North Korea claims it destroyed Punggye-ri in March.
Sec. Pompeo also suggested Kim and Trump could meet again soon, as Kim had proposed last month.
“We are not quite there yet, but we will get there,” said Pompeo. “Most importantly both the leaders believe there is real progress that can be made…so we are going to get it at a time that works for each of the two leaders and at a place that works for both of them.”
Pompeo’s words are good news given the recent souring of relations between the US and North Korea following reports of renewed missile activity in August.

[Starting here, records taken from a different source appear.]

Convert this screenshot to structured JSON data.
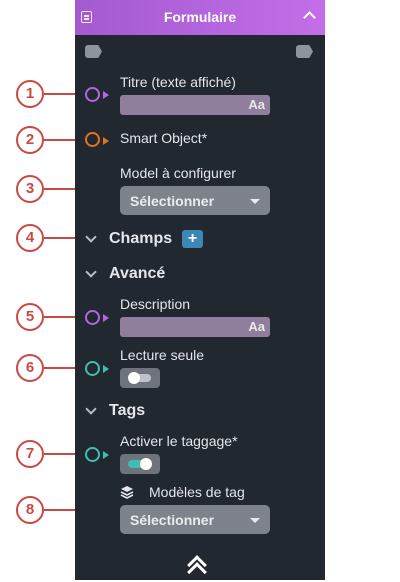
{
  "panel": {
    "title": "Formulaire",
    "header_icon": "form-icon",
    "collapse_icon": "chevron-up-icon",
    "accent_color": "#b565df"
  },
  "fields": {
    "titre_label": "Titre (texte affiché)",
    "titre_input_icon": "Aa",
    "smart_object_label": "Smart Object*",
    "model_label": "Model à configurer",
    "model_select": "Sélectionner",
    "description_label": "Description",
    "description_input_icon": "Aa",
    "lecture_seule_label": "Lecture seule",
    "lecture_seule_on": false,
    "activer_taggage_label": "Activer le taggage*",
    "activer_taggage_on": true,
    "modeles_tag_label": "Modèles de tag",
    "modeles_tag_select": "Sélectionner"
  },
  "sections": {
    "champs": "Champs",
    "champs_add": "+",
    "avance": "Avancé",
    "tags": "Tags"
  },
  "callouts": [
    "1",
    "2",
    "3",
    "4",
    "5",
    "6",
    "7",
    "8"
  ]
}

Later that month, Trump canceled a planned visit to the peninsula by Pompeo because no “sufficient progress” was being made towards the goal of denuclearization.
Kim’s attitude towards the US improved following a September meeting with South Korea President Moon Jae-in, who encouraged Kim to resume negations with the Trump Administration.

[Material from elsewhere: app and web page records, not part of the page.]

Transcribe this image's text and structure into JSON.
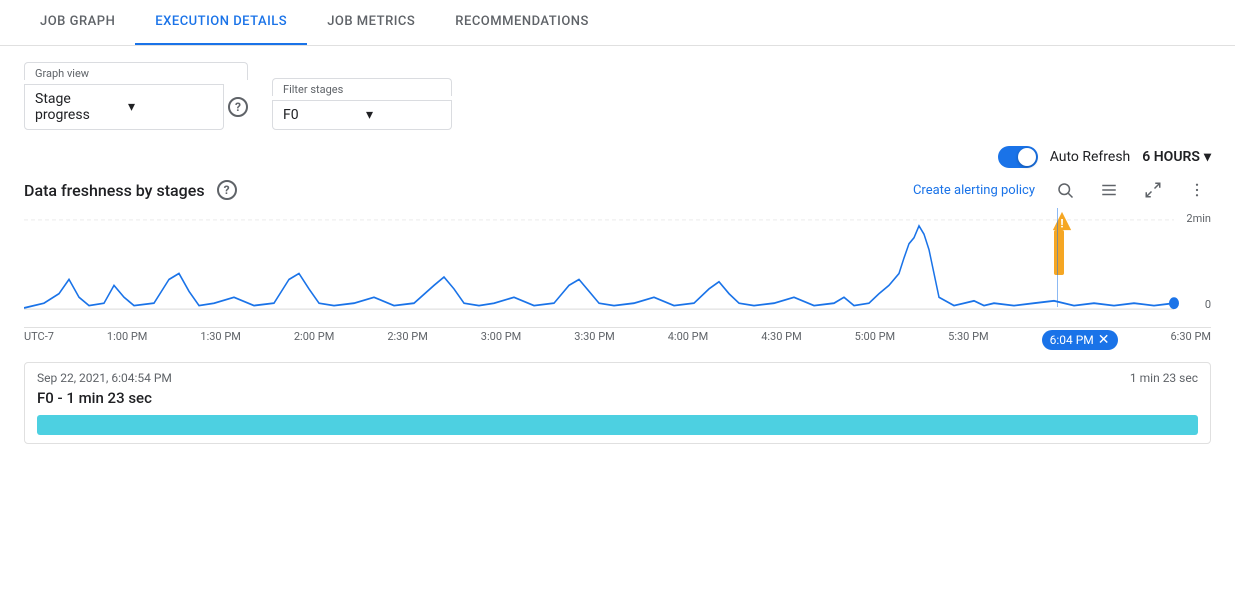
{
  "tabs": [
    {
      "id": "job-graph",
      "label": "JOB GRAPH",
      "active": false
    },
    {
      "id": "execution-details",
      "label": "EXECUTION DETAILS",
      "active": true
    },
    {
      "id": "job-metrics",
      "label": "JOB METRICS",
      "active": false
    },
    {
      "id": "recommendations",
      "label": "RECOMMENDATIONS",
      "active": false
    }
  ],
  "controls": {
    "graph_view_label": "Graph view",
    "graph_view_value": "Stage progress",
    "filter_stages_label": "Filter stages",
    "filter_stages_value": "F0"
  },
  "auto_refresh": {
    "label": "Auto Refresh",
    "hours_label": "6 HOURS"
  },
  "chart": {
    "title": "Data freshness by stages",
    "create_alert_label": "Create alerting policy",
    "y_max_label": "2min",
    "y_min_label": "0",
    "x_labels": [
      "UTC-7",
      "1:00 PM",
      "1:30 PM",
      "2:00 PM",
      "2:30 PM",
      "3:00 PM",
      "3:30 PM",
      "4:00 PM",
      "4:30 PM",
      "5:00 PM",
      "5:30 PM",
      "6:04 PM",
      "6:30 PM"
    ]
  },
  "detail": {
    "timestamp": "Sep 22, 2021, 6:04:54 PM",
    "duration_right": "1 min 23 sec",
    "stage_label": "F0 - 1 min 23 sec"
  },
  "icons": {
    "chevron_down": "▾",
    "help": "?",
    "search": "⌕",
    "legend": "≡",
    "fullscreen": "⛶",
    "more": "⋮",
    "warning": "⚠"
  }
}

Kim made a commitment to allow inspectors into Punggye-ri when he met with Moon, but experts said it was crucial that he reiterate that commitment to Pompeo.
Google keeps data breach a secret to preserve its reputation
Alphabet Inc. on Monday announced it would be shutting down Google+ following a data breach that gave outside developers access to users’ personal data.
The breach began in 2015 and was fixed in March of this year.
Google refrained from notifying users in fear of public backlash and regulatory scrutiny. At the time, executives warned that disclosing the incident would invite comparisons to the Cambridge Analytica scandal.
The personal data that was exposed included names, genders, birth dates, email addresses, profile photos, occupation, places lived, and relationship status.
Google says it found no evidence of misuse of data, but has admitted that it has no way of knowing for sure.
The decision to shut down Google+ is part of a broader set of changes designed to improve security. In its announcement on Monday, the company said it would no longer give outside developers access to user data on Android phones and Gmail.
Google has faced pressure to restrict access to outside developers following an investigation which discovered that app developers were using free email apps to gain access to users’ inboxes. In some cases, developers read private emails to improve their software algorithms.
The Google+ incident looks particularly bad following the company’s insistence that it is less susceptible to data breaches than Facebook. The company could also face lawsuits over its decision not to inform users about the breach.
“The story here that the plaintiffs will tell is that Google knew something here and hid it,” says lawyer Al Saikali. “That by itself is enough to make the lawyers salivate.”
GOOD TO THE LAST DROP:
Did you know… Every month, about 9 out of 10 American children visit a McDonald’s restaurant.